  • - Barnes & Noble.com reserves the right not to post any review -- particularly those that do not follow the terms and conditions of these Rules. Barnes & Noble.com also reserves the right to remove any review at any time without notice.
  • - See Terms of Use for other conditions and disclaimers.
Search for Products You'd Like to Recommend

Recommend other products that relate to your review. Just search for them below and share!

Create a Pen Name

Your Pen Name is your unique identity on BN.com. It will appear on the reviews you write and other website activities. Your Pen Name cannot be edited, changed or deleted once submitted.

 
Your Pen Name can be any combination of alphanumeric characters (plus - and _), and must be at least two characters long.

Continue Anonymously
Sort by: Showing all of 3 Customer Reviews
  • Posted January 2, 2013

    more from this reviewer

    Richard likes his teacher but when Mr. Best assigns his students

    Richard likes his teacher but when Mr. Best assigns his students to write about their lives using proverbs, Richard just can't seem to come up with what is expected.  He's got plenty going on to write about--the breakup of his family, the move to a new school, and the fact that he will probably be laughed at in his PE class--but Mr. Best says Richard's writing points toward what Richard thinks Mr. Best wants, not what is really coming from Richard himself.  Valuable lessons are learned as he navigates the writing assignment, keeping secrets from his mom involving his dad's new girlfriend, and the usual social (mis)adventures that come from trying to fit in.  A great read about believing in your own self.  Although the protagonist is 11 years old, the subject matter is entirely appropriate for older readers, including those struggling with reading.

    Was this review helpful? Yes  No   Report this review
  • Anonymous

    Posted June 29, 2004

    AWESOME!

    I happened to find a copy of Rope Burn in a box of books donated to our school by Scholastics. In Texas, this is the second year where tremendous emphasis has been placed on Reflective Writing. When I started reading Rope Burn I could not put it down because I could hear the boy's voice throughout. Voice being one of the traits that is essential in the writing composition made this story perfect to use as an example with our students at any grade level. Voice is Voice no matter what grade one is in.

    Was this review helpful? Yes  No   Report this review
  • Anonymous

    Posted September 23, 2009
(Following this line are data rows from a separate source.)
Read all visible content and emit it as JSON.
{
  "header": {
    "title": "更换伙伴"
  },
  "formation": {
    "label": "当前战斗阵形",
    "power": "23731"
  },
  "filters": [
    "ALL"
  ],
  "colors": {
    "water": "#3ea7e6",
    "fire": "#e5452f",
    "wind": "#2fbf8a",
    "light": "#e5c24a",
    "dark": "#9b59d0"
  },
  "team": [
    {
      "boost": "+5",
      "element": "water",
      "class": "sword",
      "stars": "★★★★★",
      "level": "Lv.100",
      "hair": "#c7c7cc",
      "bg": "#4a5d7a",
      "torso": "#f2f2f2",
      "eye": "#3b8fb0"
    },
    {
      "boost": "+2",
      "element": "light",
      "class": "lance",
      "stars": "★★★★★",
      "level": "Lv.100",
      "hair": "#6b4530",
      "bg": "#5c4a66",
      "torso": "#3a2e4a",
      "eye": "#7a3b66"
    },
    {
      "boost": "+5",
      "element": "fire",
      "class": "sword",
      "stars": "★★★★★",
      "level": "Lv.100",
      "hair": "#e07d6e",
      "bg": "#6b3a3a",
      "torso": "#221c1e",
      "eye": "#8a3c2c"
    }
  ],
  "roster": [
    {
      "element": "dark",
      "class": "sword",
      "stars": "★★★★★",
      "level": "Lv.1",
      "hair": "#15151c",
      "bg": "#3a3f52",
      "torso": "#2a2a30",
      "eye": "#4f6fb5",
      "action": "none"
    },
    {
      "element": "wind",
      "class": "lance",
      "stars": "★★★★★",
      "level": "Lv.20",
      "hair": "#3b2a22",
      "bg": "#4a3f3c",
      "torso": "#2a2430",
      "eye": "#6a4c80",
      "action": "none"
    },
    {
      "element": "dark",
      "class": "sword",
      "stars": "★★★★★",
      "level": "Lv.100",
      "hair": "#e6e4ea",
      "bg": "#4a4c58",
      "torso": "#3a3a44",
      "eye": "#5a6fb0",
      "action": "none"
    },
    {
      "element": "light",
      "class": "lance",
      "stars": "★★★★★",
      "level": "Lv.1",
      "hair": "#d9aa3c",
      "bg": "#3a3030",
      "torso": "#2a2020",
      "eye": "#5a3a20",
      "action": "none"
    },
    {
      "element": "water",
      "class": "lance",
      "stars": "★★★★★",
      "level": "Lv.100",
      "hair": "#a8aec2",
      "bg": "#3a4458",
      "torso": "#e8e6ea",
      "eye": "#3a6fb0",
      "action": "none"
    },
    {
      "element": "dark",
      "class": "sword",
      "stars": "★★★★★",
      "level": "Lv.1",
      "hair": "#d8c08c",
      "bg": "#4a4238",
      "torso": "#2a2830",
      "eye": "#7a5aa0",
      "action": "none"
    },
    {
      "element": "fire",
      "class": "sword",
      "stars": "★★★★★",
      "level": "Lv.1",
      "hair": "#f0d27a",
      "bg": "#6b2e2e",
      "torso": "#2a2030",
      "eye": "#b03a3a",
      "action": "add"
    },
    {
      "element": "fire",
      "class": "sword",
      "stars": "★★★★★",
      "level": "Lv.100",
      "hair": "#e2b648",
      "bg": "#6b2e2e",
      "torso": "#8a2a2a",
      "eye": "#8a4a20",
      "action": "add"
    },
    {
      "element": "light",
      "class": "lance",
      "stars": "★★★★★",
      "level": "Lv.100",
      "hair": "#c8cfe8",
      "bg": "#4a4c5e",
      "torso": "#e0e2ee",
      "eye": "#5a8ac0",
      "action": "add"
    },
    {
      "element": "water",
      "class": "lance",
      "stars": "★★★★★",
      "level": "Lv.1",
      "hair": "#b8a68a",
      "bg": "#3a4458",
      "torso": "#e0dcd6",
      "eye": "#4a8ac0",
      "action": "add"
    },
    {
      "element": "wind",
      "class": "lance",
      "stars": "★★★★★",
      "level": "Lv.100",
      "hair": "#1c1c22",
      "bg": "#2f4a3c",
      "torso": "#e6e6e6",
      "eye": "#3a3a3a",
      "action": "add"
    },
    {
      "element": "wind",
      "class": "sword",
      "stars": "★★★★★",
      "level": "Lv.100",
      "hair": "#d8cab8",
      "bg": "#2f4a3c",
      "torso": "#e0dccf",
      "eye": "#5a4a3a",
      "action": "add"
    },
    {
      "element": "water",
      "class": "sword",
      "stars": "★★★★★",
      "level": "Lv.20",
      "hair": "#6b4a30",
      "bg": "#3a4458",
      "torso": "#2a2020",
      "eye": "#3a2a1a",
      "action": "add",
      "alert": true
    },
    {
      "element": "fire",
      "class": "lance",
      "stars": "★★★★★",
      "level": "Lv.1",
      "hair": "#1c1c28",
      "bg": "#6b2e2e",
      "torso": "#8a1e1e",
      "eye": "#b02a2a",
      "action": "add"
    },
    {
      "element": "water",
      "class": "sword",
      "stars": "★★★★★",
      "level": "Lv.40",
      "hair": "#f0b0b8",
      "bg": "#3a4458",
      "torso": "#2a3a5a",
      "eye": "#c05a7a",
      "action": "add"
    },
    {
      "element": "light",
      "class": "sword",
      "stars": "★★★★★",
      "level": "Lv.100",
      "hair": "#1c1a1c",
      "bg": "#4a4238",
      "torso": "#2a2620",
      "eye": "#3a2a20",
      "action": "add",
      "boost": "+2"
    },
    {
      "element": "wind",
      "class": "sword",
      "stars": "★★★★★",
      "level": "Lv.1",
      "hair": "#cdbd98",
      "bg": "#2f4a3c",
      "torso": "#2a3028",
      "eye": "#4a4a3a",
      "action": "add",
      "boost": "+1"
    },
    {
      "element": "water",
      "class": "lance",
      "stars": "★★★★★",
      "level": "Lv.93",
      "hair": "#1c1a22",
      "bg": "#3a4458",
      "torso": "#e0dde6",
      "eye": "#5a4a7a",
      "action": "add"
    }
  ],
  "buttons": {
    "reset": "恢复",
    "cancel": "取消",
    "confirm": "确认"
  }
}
    No text was provided for this review.

Sort by: Showing all of 3 Customer Reviews

If you find inappropriate content, please report it to Barnes & Noble
Why is this product inappropriate?
Comments (optional)